It Can Reduce Your Alzheimer’s Risk

“Morning walks also strengthen your muscles, clear your mind, improve mental health, and reduce risk of developing Alzheimer’s disease,” says Dr. Flores. In fact, in a 2020 Alzheimer’s review, researchers found that “a prospective study of more than eight years showed that women who walked more had less cognitive decline during the entire study period.”

Morning Walks May Lower Your Risk of Catching Infections, Like COVID-19

We all want to make sure we’re making healthy choices to combat the ever-present threat of infections like COVID-19, and walking is a simple way to do so, according to our experts. “Walking daily boosts the immune function and can reduce the risk of catching infectious diseases,” says Dr. Flores.

Walking Can Lower Your Blood Pressure

The heart-healthy benefits of regular walking continue: Because your heart rate goes up during a walk (even if you feel like it’s not!), it can directly help lower your blood pressure, according to Dr. Flores. Starting your day with a walk adds to the beneficial power: “Kicking your walk off in the morning shortly after you wake up gives you the opportunity to take advantage of these benefits throughout the day,” adds Tooley.

Regular Walking Means You Can Have Fewer Sick Days Per Year

That’s right—this morning routine staple can reduce the number of sick days you have throughout the year. “Studies have shown that people who walk at least 150 minutes per week have around 40 percent fewer sick days,” says Dr. Flores.

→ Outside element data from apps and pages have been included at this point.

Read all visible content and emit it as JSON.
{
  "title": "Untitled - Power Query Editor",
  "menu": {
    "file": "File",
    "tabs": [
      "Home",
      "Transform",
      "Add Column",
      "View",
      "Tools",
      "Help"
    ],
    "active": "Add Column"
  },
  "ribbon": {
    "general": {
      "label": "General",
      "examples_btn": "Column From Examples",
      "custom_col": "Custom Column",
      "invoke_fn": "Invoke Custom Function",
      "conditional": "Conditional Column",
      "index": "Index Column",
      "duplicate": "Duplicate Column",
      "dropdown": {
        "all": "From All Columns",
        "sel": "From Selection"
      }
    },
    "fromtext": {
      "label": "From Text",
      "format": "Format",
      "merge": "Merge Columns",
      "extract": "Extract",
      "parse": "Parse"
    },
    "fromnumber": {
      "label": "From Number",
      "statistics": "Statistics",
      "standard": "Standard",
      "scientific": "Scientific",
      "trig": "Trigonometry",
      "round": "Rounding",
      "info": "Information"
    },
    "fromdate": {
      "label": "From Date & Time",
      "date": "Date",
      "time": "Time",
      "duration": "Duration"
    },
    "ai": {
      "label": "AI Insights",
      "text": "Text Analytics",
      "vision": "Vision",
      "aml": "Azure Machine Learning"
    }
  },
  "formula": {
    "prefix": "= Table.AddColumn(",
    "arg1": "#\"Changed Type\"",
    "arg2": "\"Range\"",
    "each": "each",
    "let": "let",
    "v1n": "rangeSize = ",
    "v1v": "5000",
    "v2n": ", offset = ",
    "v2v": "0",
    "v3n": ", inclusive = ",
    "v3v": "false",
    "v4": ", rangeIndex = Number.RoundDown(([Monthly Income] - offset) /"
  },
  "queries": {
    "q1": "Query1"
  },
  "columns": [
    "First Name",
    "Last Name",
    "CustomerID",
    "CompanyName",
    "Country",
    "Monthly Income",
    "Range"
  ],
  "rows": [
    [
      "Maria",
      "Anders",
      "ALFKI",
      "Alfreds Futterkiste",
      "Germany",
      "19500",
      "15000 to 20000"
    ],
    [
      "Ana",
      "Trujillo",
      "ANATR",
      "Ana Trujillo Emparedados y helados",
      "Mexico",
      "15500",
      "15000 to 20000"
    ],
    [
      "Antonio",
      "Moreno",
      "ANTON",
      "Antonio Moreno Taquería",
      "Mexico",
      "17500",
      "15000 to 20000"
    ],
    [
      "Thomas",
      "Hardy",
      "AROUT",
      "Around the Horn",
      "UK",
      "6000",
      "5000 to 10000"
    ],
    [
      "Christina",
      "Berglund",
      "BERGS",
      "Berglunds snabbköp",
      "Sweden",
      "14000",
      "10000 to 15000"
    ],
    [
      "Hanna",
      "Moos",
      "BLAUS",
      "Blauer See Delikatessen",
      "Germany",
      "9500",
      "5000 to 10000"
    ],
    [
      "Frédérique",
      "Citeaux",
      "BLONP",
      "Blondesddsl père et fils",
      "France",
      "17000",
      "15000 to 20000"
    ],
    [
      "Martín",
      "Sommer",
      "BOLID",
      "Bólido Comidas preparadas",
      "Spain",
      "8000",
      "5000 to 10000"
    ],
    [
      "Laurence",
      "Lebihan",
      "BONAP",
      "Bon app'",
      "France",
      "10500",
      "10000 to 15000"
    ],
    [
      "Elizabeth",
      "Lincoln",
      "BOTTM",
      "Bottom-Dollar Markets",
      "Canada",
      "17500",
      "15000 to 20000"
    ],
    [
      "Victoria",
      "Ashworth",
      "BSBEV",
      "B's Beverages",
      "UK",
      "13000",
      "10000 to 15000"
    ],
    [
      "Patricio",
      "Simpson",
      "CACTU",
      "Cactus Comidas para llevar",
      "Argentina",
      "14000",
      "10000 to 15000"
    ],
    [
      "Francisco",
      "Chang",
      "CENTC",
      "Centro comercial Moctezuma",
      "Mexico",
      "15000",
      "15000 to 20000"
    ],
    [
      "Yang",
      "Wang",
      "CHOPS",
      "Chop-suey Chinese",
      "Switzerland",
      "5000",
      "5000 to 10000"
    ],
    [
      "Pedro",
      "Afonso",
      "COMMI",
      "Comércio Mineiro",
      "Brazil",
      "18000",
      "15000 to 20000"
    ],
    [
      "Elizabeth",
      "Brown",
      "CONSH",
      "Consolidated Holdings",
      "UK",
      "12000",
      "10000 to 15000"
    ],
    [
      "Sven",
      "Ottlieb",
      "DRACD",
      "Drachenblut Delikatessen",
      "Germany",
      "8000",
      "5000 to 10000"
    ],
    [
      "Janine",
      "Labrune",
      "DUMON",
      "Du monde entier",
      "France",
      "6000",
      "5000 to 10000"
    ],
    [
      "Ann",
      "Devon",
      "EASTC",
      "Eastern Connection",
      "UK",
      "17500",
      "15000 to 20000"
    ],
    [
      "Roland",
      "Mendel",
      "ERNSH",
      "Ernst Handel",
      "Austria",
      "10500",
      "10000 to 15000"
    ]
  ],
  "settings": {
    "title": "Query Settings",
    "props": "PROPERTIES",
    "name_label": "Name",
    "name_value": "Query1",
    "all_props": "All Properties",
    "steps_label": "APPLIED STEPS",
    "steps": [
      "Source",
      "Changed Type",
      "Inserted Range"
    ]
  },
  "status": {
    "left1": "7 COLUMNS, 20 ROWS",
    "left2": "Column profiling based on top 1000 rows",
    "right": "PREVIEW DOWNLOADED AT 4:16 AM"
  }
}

This means you’ll have more time for doing the things you love, instead of spending your days cooped up at home with cold meds.

This content is imported from OpenWeb. You may be able to find the same content in another format, or you may be able to find more information, at their web site.